The Used - Imaginary Enemy (Cover Artwork)
Staff Review

The Used

The Used: Imaginary Enemy

Imaginary Enemy (2014)

Hopeless


3
The Used are a polarizing band. Bert McCracken usually finds himself writing about love, drugs and a bunch of things you'd think an adult would be able to sift through a little better. No judgement there, because I always appreciated his spin on things and the fact that it shows how human McCracken ...

The Used are a polarizing band. Bert McCracken usually finds himself writing about love, drugs and a bunch of things you'd think an adult would be able to sift through a little better. No judgement there, because I always appreciated his spin on things and the fact that it shows how human McCracken is. Imaginary Enemy shifts things up a bit as their most political statement to date in a record that's divided into two facets. Firstly, it's about wondering how America's politics shaped the nation for the better and for the youth. Secondly, it's about the cliches that we may have outgrown and the typical angst of Bert. Either way, it's very mid-tempo and the most catchy in their catalog while providing enough fodder for the gents to tell more substantial stories than the earlier days allowed.

Songs like "Evolution" and "Cry" are crafted for radio and Hot Topic teens. The angsty and heartache elements are a bit heavy, even heavier than they usually shoot. "El-Oh-Vee-Ee" sums up how catchy and poppy The Used decide to go and make no mistake, they're pretty cool songs. Cheesy? Yes but again, songs that in measured doses, you wouldn't mind. They lay on this aspect of the album a bit thick at times but their political sounds do well to negate these lighter elements to The Used's music.
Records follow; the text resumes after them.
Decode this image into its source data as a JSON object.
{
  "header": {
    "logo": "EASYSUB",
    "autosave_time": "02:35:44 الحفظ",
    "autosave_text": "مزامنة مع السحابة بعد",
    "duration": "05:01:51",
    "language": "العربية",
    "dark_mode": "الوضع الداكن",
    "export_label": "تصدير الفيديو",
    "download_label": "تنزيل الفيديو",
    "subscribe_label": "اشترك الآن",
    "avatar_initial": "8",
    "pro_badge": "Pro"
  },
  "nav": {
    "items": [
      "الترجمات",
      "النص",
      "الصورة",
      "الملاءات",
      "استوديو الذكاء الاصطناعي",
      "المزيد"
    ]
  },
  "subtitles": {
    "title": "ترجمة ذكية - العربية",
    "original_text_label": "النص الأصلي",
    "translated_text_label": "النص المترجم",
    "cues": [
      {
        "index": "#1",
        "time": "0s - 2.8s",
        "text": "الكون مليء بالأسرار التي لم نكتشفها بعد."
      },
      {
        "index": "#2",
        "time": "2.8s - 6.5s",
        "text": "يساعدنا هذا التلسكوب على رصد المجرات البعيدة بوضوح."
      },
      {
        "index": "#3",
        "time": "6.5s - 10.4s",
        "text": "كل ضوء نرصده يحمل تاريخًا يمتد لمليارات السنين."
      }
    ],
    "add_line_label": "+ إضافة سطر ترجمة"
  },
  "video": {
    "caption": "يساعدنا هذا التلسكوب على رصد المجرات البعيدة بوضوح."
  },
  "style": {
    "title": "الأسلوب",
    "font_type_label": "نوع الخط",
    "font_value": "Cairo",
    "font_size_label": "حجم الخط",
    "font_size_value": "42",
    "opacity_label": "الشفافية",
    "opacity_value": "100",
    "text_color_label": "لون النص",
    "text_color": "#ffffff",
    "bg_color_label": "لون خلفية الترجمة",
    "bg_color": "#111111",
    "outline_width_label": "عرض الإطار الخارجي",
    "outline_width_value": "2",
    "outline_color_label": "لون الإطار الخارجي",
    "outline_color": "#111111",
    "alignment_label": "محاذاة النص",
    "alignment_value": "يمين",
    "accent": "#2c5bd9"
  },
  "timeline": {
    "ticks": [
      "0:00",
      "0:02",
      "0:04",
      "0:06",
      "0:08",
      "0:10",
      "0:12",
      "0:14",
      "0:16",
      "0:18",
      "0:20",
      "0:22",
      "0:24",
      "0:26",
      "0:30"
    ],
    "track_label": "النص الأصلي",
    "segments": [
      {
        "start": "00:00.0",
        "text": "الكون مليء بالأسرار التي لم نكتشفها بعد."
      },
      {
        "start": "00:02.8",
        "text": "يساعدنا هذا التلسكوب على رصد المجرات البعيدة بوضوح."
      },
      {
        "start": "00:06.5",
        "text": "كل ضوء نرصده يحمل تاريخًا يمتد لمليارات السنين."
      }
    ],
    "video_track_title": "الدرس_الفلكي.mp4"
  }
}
Electronic and synth-beats are thrown in amid the democratic anecdotes and it's AFI-influenced at times. These little snippets are very difficult to ignore and admittedly, don't always hit the mark. However, hearing the band's take on the political landscape come "A Song To Stifle Imperial Progress", "Imaginary Enemy" and "Generation Throwaway" play neatly off the band's inexorable poppy sound and brings forth an interesting narrative. Mainly because the band doesn't reinvent the wheel or show major steps of progression but as simple as their musicianship is, they nicely weave their deliberations into catchiness and a sound you'd expect to be hitting the MTV blogs in waves.

Their first two records were gritty enough and anthemic on their own to put a nice edge on pop-punk and were definitely tailored to the era when post-punk mixed with screamo had you jacked at Warped Tour. As emo as they were though, The Used lost the plot in recent years and struggled to grow musically, whether it be experimenting with their sound, or sticking to their basics. This album though bridges the gap a bit with a lot of old elements coming back as well as a hint of songwriting for the future - with more than a personal purpose. It's nothing evolutionary or mindblowing by the band's standards but as a fan of the old days, it's a step up from what they've done in their last couple gigs. Here's to hoping they strike the balance of the 2000s once more seeing that this offers us a glimmer of hope.